- "90 Persen Bahasa Ibu di Dunia Terancam Punah". 27 June 2012.
- Ricklefs, M.C. (1991). A History of Modern Indonesia Since c.1300, 2nd Edition. London: MacMillan. p. 26. ISBN 0-333-57689-6.
- Department Pendidikan Nasiona (2006). Lentera Indonesia 1. Jakarta: Department Pendidikan Nasiona. p. v. ISBN 979-685-403-1.
- Conference Report: The Fourth International Conference on Teaching Indonesian to Speakers of Other Languages
- Rainier Alain, Ronda (22 March 2013). "Bahasa in schools? DepEd eyes 2nd foreign language". The Philippine Star.
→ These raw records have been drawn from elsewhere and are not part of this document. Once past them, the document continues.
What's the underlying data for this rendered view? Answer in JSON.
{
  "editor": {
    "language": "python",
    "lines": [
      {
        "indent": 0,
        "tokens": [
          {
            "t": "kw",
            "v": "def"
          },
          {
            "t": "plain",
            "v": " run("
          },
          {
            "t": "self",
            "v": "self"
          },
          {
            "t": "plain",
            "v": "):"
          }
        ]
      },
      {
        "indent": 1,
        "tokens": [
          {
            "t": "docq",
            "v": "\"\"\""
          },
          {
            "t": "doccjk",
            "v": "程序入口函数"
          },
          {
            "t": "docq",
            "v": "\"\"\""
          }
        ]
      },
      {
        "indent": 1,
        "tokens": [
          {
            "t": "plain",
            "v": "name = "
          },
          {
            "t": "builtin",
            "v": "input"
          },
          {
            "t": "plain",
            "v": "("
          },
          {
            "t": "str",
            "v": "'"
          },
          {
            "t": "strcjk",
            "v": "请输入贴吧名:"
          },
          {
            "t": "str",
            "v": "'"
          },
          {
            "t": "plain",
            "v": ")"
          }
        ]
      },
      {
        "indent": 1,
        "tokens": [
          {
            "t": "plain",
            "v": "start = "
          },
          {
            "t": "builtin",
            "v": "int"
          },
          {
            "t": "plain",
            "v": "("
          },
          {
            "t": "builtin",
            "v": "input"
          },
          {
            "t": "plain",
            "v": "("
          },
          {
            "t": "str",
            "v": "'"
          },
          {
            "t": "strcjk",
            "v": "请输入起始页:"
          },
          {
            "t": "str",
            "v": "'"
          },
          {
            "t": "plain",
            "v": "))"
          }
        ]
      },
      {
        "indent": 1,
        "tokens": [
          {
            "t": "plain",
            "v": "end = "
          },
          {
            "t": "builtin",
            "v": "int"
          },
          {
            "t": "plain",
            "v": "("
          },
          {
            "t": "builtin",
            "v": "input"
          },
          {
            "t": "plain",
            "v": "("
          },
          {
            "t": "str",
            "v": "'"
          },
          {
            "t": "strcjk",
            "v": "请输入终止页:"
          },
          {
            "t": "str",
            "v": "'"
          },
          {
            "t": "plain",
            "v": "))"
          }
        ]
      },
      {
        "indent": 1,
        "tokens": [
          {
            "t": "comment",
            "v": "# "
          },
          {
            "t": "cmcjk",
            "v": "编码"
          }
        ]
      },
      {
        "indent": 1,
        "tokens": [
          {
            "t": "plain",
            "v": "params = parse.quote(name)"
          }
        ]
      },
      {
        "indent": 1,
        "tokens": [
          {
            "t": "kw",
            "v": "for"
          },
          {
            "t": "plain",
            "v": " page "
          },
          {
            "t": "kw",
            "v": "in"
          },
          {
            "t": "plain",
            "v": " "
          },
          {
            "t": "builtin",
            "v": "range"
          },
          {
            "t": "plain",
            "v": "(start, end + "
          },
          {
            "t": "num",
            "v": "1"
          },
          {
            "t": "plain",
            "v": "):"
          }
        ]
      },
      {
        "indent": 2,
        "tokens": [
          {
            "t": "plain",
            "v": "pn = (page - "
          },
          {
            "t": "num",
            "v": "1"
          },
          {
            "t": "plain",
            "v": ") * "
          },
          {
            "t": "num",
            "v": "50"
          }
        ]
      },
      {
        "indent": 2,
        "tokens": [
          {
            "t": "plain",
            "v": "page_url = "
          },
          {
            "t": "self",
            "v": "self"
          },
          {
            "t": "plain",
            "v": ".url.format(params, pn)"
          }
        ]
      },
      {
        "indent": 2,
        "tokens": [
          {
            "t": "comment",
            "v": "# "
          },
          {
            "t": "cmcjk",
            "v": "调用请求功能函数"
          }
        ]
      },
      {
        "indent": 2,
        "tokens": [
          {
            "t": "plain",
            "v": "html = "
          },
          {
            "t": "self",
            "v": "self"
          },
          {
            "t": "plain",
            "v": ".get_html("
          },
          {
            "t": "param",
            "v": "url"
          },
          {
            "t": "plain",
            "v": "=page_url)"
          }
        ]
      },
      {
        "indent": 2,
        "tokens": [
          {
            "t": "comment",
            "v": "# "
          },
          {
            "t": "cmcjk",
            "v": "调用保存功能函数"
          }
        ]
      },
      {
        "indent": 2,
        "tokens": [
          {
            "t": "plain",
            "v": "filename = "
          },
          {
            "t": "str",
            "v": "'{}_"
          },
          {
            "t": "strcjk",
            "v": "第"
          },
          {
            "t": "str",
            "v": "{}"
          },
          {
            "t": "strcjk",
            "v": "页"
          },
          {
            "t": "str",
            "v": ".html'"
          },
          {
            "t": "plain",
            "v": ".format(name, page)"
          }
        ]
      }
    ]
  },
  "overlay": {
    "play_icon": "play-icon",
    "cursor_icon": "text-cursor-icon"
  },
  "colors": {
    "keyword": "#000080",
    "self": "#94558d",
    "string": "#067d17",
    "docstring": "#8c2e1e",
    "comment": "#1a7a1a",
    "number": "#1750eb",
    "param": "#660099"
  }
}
Retrieved 11 June 2013.
|Indonesian edition of Wikipedia, the free encyclopedia|
|Wikibooks has a book on the topic of: Indonesian|
|Wikivoyage has a phrasebook for Indonesian.|
|Wikimedia Commons has media related to Indonesian language.|
- How many people speak Indonesian?
- free language resource
- Learning Indonesian
- Indonesian Swadesh list of basic vocabulary words (from Wiktionary's Swadesh-list appendix)
- Indonesia WWW Virtual Library
- Bahasa Indonesia Dictionary
- Kamus Besar Bahasa Indonesia dalam jaringan (Great Dictionary of the Indonesian Language of the Language Center, in Indonesian only)
- Example recording of spoken bahasa Indonesia
- Informasi Bahasa Indonesia
- Tv Online
- Indonesia Language
- babla.co.id English-Indonesian dictionary from bab.la, a language learning portal
- Bahasa Indonesia English Dictionary
English to Bahasa Indonesia translator
- Google Indonesia Translator